A new documentary based in North Carolina that premiered on 14 July showcases the state’s burgeoning aquaculture industry.
The documentary, titled “Fish Farms,” was created by WRAL, an NBC-affiliated television station licensed to Raleigh, North Carolina, and was sponsored by the state’s Farm Bureau. Throughout the video, multiple types of local aquaculture are harvested – including trout farming, crawfish farming, oyster farming, and a sturgeon farm that uses a recirculating aquaculture system.
The documentary, North Carolina Farm Bureau Federation Director of Specialty Crops Debbie Hamrick told SeafoodSource, wasn’t created by the farm bureau itself, but was seen as an opportunity to promote the state’s accomplishments in the industry.
“We decided it was a good opportunity to support aquaculture, and especially aqua protein,” Hamrick said.
The industry in North Carolina, Hamrick said, tends to fly under the radar, without a lot of common knowledge about how extensive it is.
The state’s aquaculture industry has an annual revenue of USD 60 million (EUR 50.7 million), and the state is second only to Idaho in terms of trout production by volume, North Carolina Department of Agriculture and Consumer Services Seafood Marketing Specialist John Aydlett told SeafoodSource.
In addition to trout, Marshallberg Farm in North Carolina is the only producer of Russian sturgeon and Osetra caviar in the U.S., according to the company’s website.
The reason for the diversity and volume of aquaculture production in the state, Hamrick said, starts in the ‘90s.
“Back in the 1990s, our agricultural production went through a lot change. We knew that tobacco was going to be a crop that was going to go down in importance in the state, so the state was proactive at the governmental level,” she said. “Aquaculture was one of those types of agricultural production that the state of North Carolina promoted, and they put their shoulder to it.”

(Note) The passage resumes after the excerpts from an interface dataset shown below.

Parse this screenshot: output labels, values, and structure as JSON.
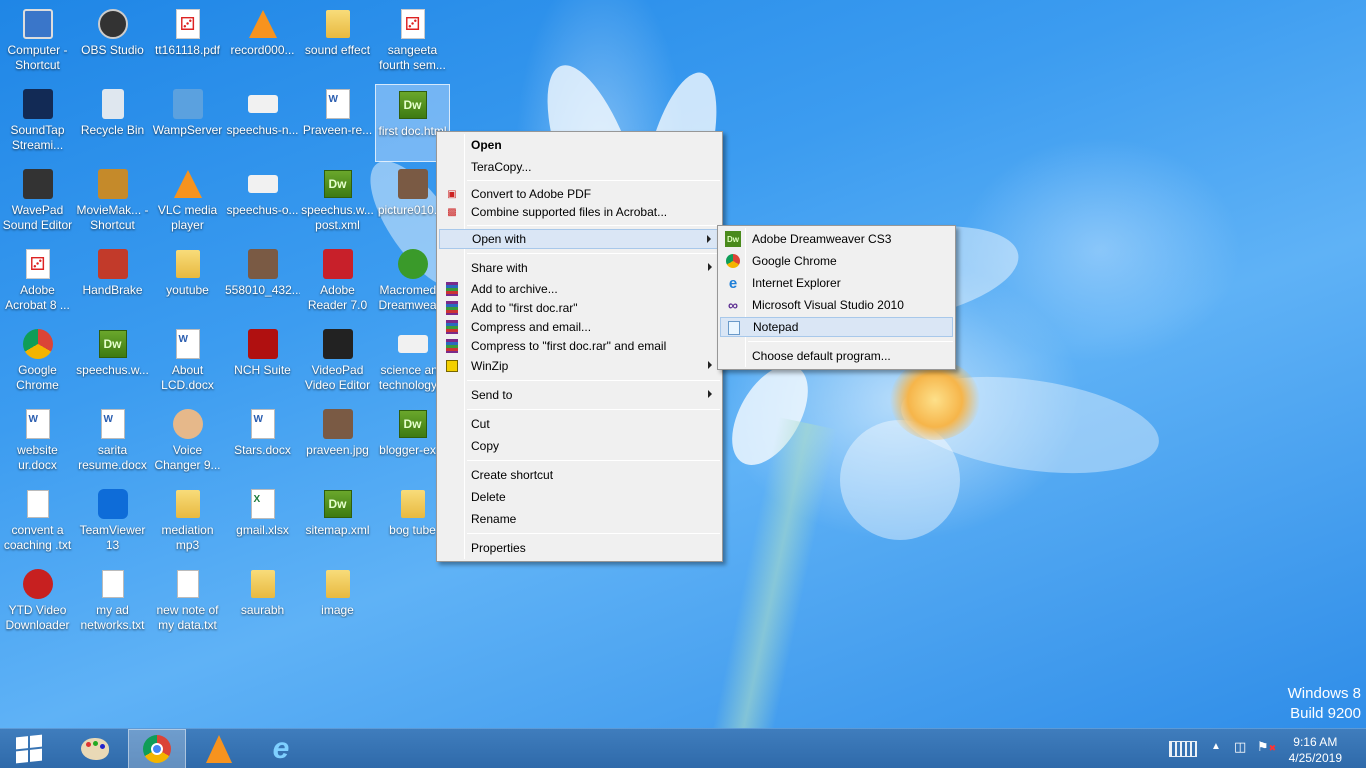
{
  "desktop": {
    "icons": [
      {
        "label": "Computer - Shortcut",
        "icon": "computer-icon"
      },
      {
        "label": "OBS Studio",
        "icon": "obs-icon"
      },
      {
        "label": "tt161118.pdf",
        "icon": "pdf-icon"
      },
      {
        "label": "record000...",
        "icon": "vlc-icon"
      },
      {
        "label": "sound effect",
        "icon": "folder-icon"
      },
      {
        "label": "sangeeta fourth sem...",
        "icon": "pdf-icon"
      },
      {
        "label": "SoundTap Streami...",
        "icon": "soundtap-icon"
      },
      {
        "label": "Recycle Bin",
        "icon": "recycle-bin-icon"
      },
      {
        "label": "WampServer",
        "icon": "wamp-icon"
      },
      {
        "label": "speechus-n...",
        "icon": "image-icon"
      },
      {
        "label": "Praveen-re...",
        "icon": "document-icon"
      },
      {
        "label": "first doc.html",
        "icon": "dreamweaver-icon"
      },
      {
        "label": "WavePad Sound Editor",
        "icon": "wavepad-icon"
      },
      {
        "label": "MovieMak... - Shortcut",
        "icon": "moviemaker-icon"
      },
      {
        "label": "VLC media player",
        "icon": "vlc-icon"
      },
      {
        "label": "speechus-o...",
        "icon": "image-icon"
      },
      {
        "label": "speechus.w... post.xml",
        "icon": "dreamweaver-icon"
      },
      {
        "label": "picture010....",
        "icon": "photo-icon"
      },
      {
        "label": "Adobe Acrobat 8 ...",
        "icon": "acrobat-icon"
      },
      {
        "label": "HandBrake",
        "icon": "handbrake-icon"
      },
      {
        "label": "youtube",
        "icon": "folder-icon"
      },
      {
        "label": "558010_432...",
        "icon": "photo-icon"
      },
      {
        "label": "Adobe Reader 7.0",
        "icon": "reader-icon"
      },
      {
        "label": "Macromedia Dreamwea...",
        "icon": "macromedia-icon"
      },
      {
        "label": "Google Chrome",
        "icon": "chrome-icon"
      },
      {
        "label": "speechus.w...",
        "icon": "dreamweaver-icon"
      },
      {
        "label": "About LCD.docx",
        "icon": "document-icon"
      },
      {
        "label": "NCH Suite",
        "icon": "nch-icon"
      },
      {
        "label": "VideoPad Video Editor",
        "icon": "videopad-icon"
      },
      {
        "label": "science and technology...",
        "icon": "image-icon"
      },
      {
        "label": "website ur.docx",
        "icon": "document-icon"
      },
      {
        "label": "sarita resume.docx",
        "icon": "document-icon"
      },
      {
        "label": "Voice Changer 9...",
        "icon": "voice-changer-icon"
      },
      {
        "label": "Stars.docx",
        "icon": "document-icon"
      },
      {
        "label": "praveen.jpg",
        "icon": "photo-icon"
      },
      {
        "label": "blogger-ex...",
        "icon": "dreamweaver-icon"
      },
      {
        "label": "convent a coaching .txt",
        "icon": "text-file-icon"
      },
      {
        "label": "TeamViewer 13",
        "icon": "teamviewer-icon"
      },
      {
        "label": "mediation mp3",
        "icon": "folder-icon"
      },
      {
        "label": "gmail.xlsx",
        "icon": "excel-icon"
      },
      {
        "label": "sitemap.xml",
        "icon": "dreamweaver-icon"
      },
      {
        "label": "bog tube",
        "icon": "folder-icon"
      },
      {
        "label": "YTD Video Downloader",
        "icon": "ytd-icon"
      },
      {
        "label": "my ad networks.txt",
        "icon": "text-file-icon"
      },
      {
        "label": "new note of my data.txt",
        "icon": "text-file-icon"
      },
      {
        "label": "saurabh",
        "icon": "folder-icon"
      },
      {
        "label": "image",
        "icon": "folder-icon"
      }
    ]
  },
  "context_menu": {
    "open": "Open",
    "teracopy": "TeraCopy...",
    "convert_pdf": "Convert to Adobe PDF",
    "combine_acrobat": "Combine supported files in Acrobat...",
    "open_with": "Open with",
    "share_with": "Share with",
    "add_archive": "Add to archive...",
    "add_rar": "Add to \"first doc.rar\"",
    "compress_email": "Compress and email...",
    "compress_rar_email": "Compress to \"first doc.rar\" and email",
    "winzip": "WinZip",
    "send_to": "Send to",
    "cut": "Cut",
    "copy": "Copy",
    "create_shortcut": "Create shortcut",
    "delete": "Delete",
    "rename": "Rename",
    "properties": "Properties"
  },
  "open_with_menu": {
    "dreamweaver": "Adobe Dreamweaver CS3",
    "chrome": "Google Chrome",
    "ie": "Internet Explorer",
    "visual_studio": "Microsoft Visual Studio 2010",
    "notepad": "Notepad",
    "choose_default": "Choose default program..."
  },
  "watermark": {
    "line1": "Windows 8",
    "line2": "Build 9200"
  },
  "taskbar": {
    "time": "9:16 AM",
    "date": "4/25/2019"
  },
  "colors": {
    "menu_highlight": "#dae6f5",
    "taskbar": "#2f6aaa"
  }
}
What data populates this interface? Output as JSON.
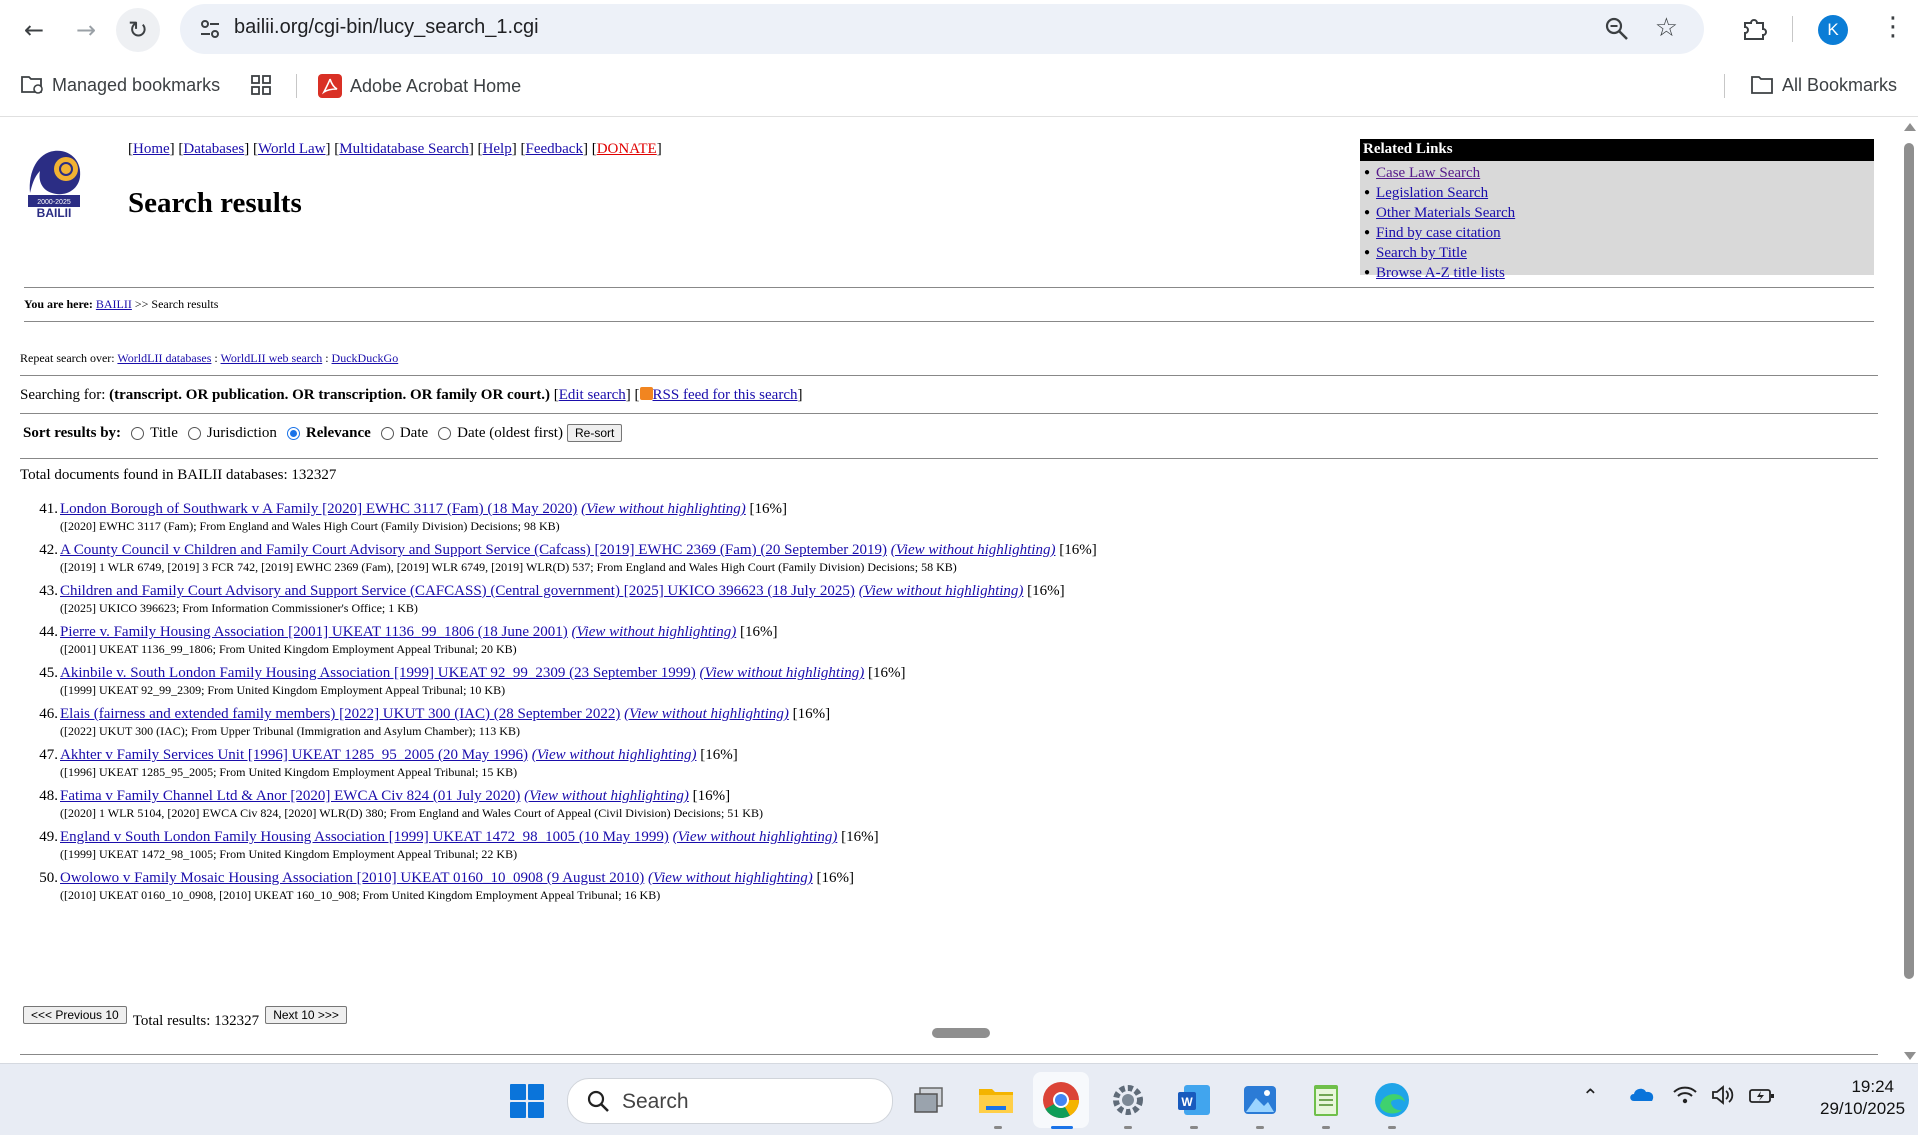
{
  "browser": {
    "url": "bailii.org/cgi-bin/lucy_search_1.cgi",
    "avatar_letter": "K",
    "bookmarks": {
      "managed": "Managed bookmarks",
      "adobe": "Adobe Acrobat Home",
      "all": "All Bookmarks"
    }
  },
  "site": {
    "logo_years": "2000-2025",
    "logo_name": "BAILII",
    "nav": [
      "Home",
      "Databases",
      "World Law",
      "Multidatabase Search",
      "Help",
      "Feedback",
      "DONATE"
    ],
    "title": "Search results",
    "related_head": "Related Links",
    "related_links": [
      "Case Law Search",
      "Legislation Search",
      "Other Materials Search",
      "Find by case citation",
      "Search by Title",
      "Browse A-Z title lists"
    ],
    "breadcrumb_label": "You are here:",
    "breadcrumb_link": "BAILII",
    "breadcrumb_current": ">> Search results",
    "repeat_label": "Repeat search over:",
    "repeat_links": [
      "WorldLII databases",
      "WorldLII web search",
      "DuckDuckGo"
    ],
    "searching_label": "Searching for:",
    "query": "(transcript. OR publication. OR transcription. OR family OR court.)",
    "edit_search": "Edit search",
    "rss": "RSS feed for this search",
    "sort_label": "Sort results by:",
    "sort_options": [
      "Title",
      "Jurisdiction",
      "Relevance",
      "Date",
      "Date (oldest first)"
    ],
    "sort_selected": "Relevance",
    "resort": "Re-sort",
    "total_line": "Total documents found in BAILII databases: 132327",
    "view_without": "(View without highlighting)",
    "results": [
      {
        "n": "41.",
        "title": "London Borough of Southwark v A Family [2020] EWHC 3117 (Fam) (18 May 2020)",
        "score": "[16%]",
        "meta": "([2020] EWHC 3117 (Fam); From England and Wales High Court (Family Division) Decisions; 98 KB)"
      },
      {
        "n": "42.",
        "title": "A County Council v Children and Family Court Advisory and Support Service (Cafcass) [2019] EWHC 2369 (Fam) (20 September 2019)",
        "score": "[16%]",
        "meta": "([2019] 1 WLR 6749, [2019] 3 FCR 742, [2019] EWHC 2369 (Fam), [2019] WLR 6749, [2019] WLR(D) 537; From England and Wales High Court (Family Division) Decisions; 58 KB)"
      },
      {
        "n": "43.",
        "title": "Children and Family Court Advisory and Support Service (CAFCASS) (Central government) [2025] UKICO 396623 (18 July 2025)",
        "score": "[16%]",
        "meta": "([2025] UKICO 396623; From Information Commissioner's Office; 1 KB)"
      },
      {
        "n": "44.",
        "title": "Pierre v. Family Housing Association [2001] UKEAT 1136_99_1806 (18 June 2001)",
        "score": "[16%]",
        "meta": "([2001] UKEAT 1136_99_1806; From United Kingdom Employment Appeal Tribunal; 20 KB)"
      },
      {
        "n": "45.",
        "title": "Akinbile v. South London Family Housing Association [1999] UKEAT 92_99_2309 (23 September 1999)",
        "score": "[16%]",
        "meta": "([1999] UKEAT 92_99_2309; From United Kingdom Employment Appeal Tribunal; 10 KB)"
      },
      {
        "n": "46.",
        "title": "Elais (fairness and extended family members) [2022] UKUT 300 (IAC) (28 September 2022)",
        "score": "[16%]",
        "meta": "([2022] UKUT 300 (IAC); From Upper Tribunal (Immigration and Asylum Chamber); 113 KB)"
      },
      {
        "n": "47.",
        "title": "Akhter v Family Services Unit [1996] UKEAT 1285_95_2005 (20 May 1996)",
        "score": "[16%]",
        "meta": "([1996] UKEAT 1285_95_2005; From United Kingdom Employment Appeal Tribunal; 15 KB)"
      },
      {
        "n": "48.",
        "title": "Fatima v Family Channel Ltd & Anor [2020] EWCA Civ 824 (01 July 2020)",
        "score": "[16%]",
        "meta": "([2020] 1 WLR 5104, [2020] EWCA Civ 824, [2020] WLR(D) 380; From England and Wales Court of Appeal (Civil Division) Decisions; 51 KB)"
      },
      {
        "n": "49.",
        "title": "England v South London Family Housing Association [1999] UKEAT 1472_98_1005 (10 May 1999)",
        "score": "[16%]",
        "meta": "([1999] UKEAT 1472_98_1005; From United Kingdom Employment Appeal Tribunal; 22 KB)"
      },
      {
        "n": "50.",
        "title": "Owolowo v Family Mosaic Housing Association [2010] UKEAT 0160_10_0908 (9 August 2010)",
        "score": "[16%]",
        "meta": "([2010] UKEAT 0160_10_0908, [2010] UKEAT 160_10_908; From United Kingdom Employment Appeal Tribunal; 16 KB)"
      }
    ],
    "prev": "<<< Previous 10",
    "total_results": "Total results: 132327",
    "next": "Next 10 >>>"
  },
  "taskbar": {
    "search_placeholder": "Search",
    "time": "19:24",
    "date": "29/10/2025"
  }
}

The state hired experts and created programs to help businesses establish aquaculture operations, a move that has had some traditional farmers switch over. The documentary highlighted a Beaufort County, North Carolina farm named Carolina Fisheries that went from traditional crops to hybrid striped bass.
Carolina Fisheries Owner Lee Brothers said in the documentary that in 1985, he lost USD 85,000 (EUR 71,944) on traditional crops due to a drought.
“I said it might be time to look for something different,” he said.
While North Carolina is far from the largest aquaculture producer in the U.S. by value – NOAA data indicates states several other states reach higher totals – it’s still a growing part of the local industry.
“It’s a great best kept secret, not a lot of people know how extensive the industry is,” Hamrick said. “It’s very diversified across North Carolina.”
Photo courtesy or Eric Krouse/Shutterstock